After Punjab, Khyber Pakhtunkhwa legislature dissolved as part of ex-PM Imran Khan’s bid to force early general elections.
Islamabad, Pakistan – The provincial assembly in Pakistan’s northwestern Khyber Pakhtunkhwa has been dissolved, the second such move in less than a week as former Prime Minister Imran Khan pushes for early national elections.
The governor of Khyber Pakhtunkhwa, Haji Ghulam Ali, on Wednesday signed a letter dissolving the provincial assembly “with immediate effect”.
He was acting on a request by the provincial chief minister, Mahmood Khan, a senior member of Khan’s Pakistan Tahreek-e-Insaf (PTI) party.

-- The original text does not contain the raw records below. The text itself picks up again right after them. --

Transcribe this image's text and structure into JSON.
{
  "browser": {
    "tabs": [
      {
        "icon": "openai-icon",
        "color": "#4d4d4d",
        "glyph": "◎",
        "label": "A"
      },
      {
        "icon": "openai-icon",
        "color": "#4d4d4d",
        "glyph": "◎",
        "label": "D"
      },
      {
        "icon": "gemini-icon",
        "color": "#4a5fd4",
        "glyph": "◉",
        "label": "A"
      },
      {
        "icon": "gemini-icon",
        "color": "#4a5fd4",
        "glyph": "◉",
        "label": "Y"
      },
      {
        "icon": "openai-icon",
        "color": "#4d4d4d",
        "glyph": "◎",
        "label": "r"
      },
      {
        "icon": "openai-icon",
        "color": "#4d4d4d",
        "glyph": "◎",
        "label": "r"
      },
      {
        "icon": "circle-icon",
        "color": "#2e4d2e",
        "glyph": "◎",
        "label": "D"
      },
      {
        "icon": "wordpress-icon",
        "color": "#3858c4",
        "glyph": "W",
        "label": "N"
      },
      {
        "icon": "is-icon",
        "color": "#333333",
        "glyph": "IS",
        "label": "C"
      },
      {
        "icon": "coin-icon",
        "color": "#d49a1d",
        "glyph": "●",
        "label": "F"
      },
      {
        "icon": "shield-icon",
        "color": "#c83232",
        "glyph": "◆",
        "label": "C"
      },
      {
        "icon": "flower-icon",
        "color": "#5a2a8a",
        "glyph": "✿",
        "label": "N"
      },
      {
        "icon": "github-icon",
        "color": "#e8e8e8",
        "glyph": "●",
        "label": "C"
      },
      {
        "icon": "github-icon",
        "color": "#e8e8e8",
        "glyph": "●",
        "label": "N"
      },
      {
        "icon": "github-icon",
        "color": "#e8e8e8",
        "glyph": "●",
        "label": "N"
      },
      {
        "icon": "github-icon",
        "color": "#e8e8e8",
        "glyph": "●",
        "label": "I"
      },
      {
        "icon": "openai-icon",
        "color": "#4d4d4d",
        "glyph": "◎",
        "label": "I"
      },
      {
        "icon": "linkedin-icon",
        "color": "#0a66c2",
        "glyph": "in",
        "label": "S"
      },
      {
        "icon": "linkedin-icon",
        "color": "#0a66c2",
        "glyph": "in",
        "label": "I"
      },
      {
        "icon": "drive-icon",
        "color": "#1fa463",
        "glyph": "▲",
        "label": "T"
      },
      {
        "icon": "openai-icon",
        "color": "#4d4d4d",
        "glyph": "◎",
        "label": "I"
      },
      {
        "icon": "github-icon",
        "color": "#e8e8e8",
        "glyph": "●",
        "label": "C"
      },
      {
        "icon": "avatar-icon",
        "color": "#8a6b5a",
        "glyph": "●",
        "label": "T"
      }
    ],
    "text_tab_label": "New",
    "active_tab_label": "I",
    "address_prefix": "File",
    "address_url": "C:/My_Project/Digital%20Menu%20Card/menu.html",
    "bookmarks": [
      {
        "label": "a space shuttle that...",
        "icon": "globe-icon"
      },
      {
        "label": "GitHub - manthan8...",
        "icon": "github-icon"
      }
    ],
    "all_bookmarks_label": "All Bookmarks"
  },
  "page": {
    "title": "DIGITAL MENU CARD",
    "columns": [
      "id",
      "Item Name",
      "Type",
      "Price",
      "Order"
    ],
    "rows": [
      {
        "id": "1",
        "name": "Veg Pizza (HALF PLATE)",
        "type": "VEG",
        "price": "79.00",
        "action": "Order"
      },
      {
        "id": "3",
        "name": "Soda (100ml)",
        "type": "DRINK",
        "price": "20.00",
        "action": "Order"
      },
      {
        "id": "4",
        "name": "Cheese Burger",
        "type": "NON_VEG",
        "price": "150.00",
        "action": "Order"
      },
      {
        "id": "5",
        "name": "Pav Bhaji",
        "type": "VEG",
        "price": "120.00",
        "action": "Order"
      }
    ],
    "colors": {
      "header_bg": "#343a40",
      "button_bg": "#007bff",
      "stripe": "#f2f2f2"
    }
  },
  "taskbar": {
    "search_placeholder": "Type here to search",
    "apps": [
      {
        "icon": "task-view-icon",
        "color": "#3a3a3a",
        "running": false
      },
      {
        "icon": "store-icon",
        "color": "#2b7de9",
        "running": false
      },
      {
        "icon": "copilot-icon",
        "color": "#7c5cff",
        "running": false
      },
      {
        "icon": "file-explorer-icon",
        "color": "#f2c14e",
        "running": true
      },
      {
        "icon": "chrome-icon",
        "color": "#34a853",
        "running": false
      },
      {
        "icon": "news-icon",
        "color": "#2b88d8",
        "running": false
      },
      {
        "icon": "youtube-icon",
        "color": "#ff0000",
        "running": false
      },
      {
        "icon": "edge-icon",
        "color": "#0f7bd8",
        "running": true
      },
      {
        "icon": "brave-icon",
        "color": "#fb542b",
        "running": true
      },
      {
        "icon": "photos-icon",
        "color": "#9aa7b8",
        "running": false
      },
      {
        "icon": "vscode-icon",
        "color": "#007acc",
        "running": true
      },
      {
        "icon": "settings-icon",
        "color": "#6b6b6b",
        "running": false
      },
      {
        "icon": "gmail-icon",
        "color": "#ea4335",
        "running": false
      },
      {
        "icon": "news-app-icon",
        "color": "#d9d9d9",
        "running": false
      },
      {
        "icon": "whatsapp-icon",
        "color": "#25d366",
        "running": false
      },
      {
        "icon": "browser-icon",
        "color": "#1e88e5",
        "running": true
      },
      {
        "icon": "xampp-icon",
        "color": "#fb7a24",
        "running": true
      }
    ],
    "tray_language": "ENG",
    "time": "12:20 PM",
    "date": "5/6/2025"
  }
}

On Saturday, the assembly in Pakistan’s most populous province, Punjab, was dissolved following an order by PTI chief Khan, who since his removal as prime minister last April, has been demanding immediate polls, otherwise scheduled in October this year.
Pakistan’s constitution says new elections must be held within three months of the dissolution of a provincial legislature if the house fails in setting up an interim government.
The South Asian nation historically conducts federal and provincial elections simultaneously, but the constitution allows for separate poll dates as well.
Khan’s PTI hopes the dissolution of two of the country’s four assemblies will force Prime Minister Shehbaz Sharif’s government to announce immediate general elections.
“We will return with two-thirds majority not just in Khyber Pakhtunkhwa but all of Pakistan, and form a government on the basis of our performance,” provincial chief minister Khan said in a video message on Tuesday after he wrote to the governor to dissolve the assembly.
PTI leader Musarrat Jamshed Cheema told Al Jazeera it is imperative that the government thinks beyond its “self-interests” and goes into early elections.
“You will have more than 70 percent of Pakistan contesting the provincial elections after the dissolution of Khyber Pakhtunkhwa and Punjab assemblies. Why are they reluctant to hold general elections? Not only will the delay damage them politically, it is harming Pakistan’s situation as well,” she said.
Saif Ali Khan, lawyer and former adviser to Mahmood Khan, said the PTI decided to dissolve the assemblies to push the country into general elections.
“The ruling alliance is still trying to sabotage our efforts as they do not want to hold early elections. We will fight all their tactics on political and legal forums,” he told Al Jazeera.
Lahore-based political analyst Benazir Shah said Imran Khan, by pushing for immediate polls, is trying to take advantage of his rising popularity among the people.
“If Khan can form governments in both the provinces, and Punjab in particular, he will get a huge advantage in the next general election,” she told Al Jazeera.
Shah said the ruling alliance does not have many options to manoeuvre the political crisis and could be forced to play on Khan’s terms.
“In the next three months, they would have to hurriedly put together an election campaign, mobilise their voters and craft an effective election narrative to counter Khan. None of this will be easy for the ruling coalition’s parties, which have recently taken back-to-back electoral losses and are seen as being hand-in-glove with the military,” she said.
PTI’s lawyer Khan said the ruling alliance does not have the moral credibility to lead the country, which is already facing a dire economic crisis, made worse by last year’s catastrophic floods.
“If you’re driving a bus and see the driver as incompetent, you do not wait for the bus to crash or get into an accident. You try and change the driver at the earliest. This is what we want for Pakistan,” he told Al Jazeera.
“We cannot wait for few more months which could take us to a point of no return. Let the public decide who should have the mandate to make difficult decisions.”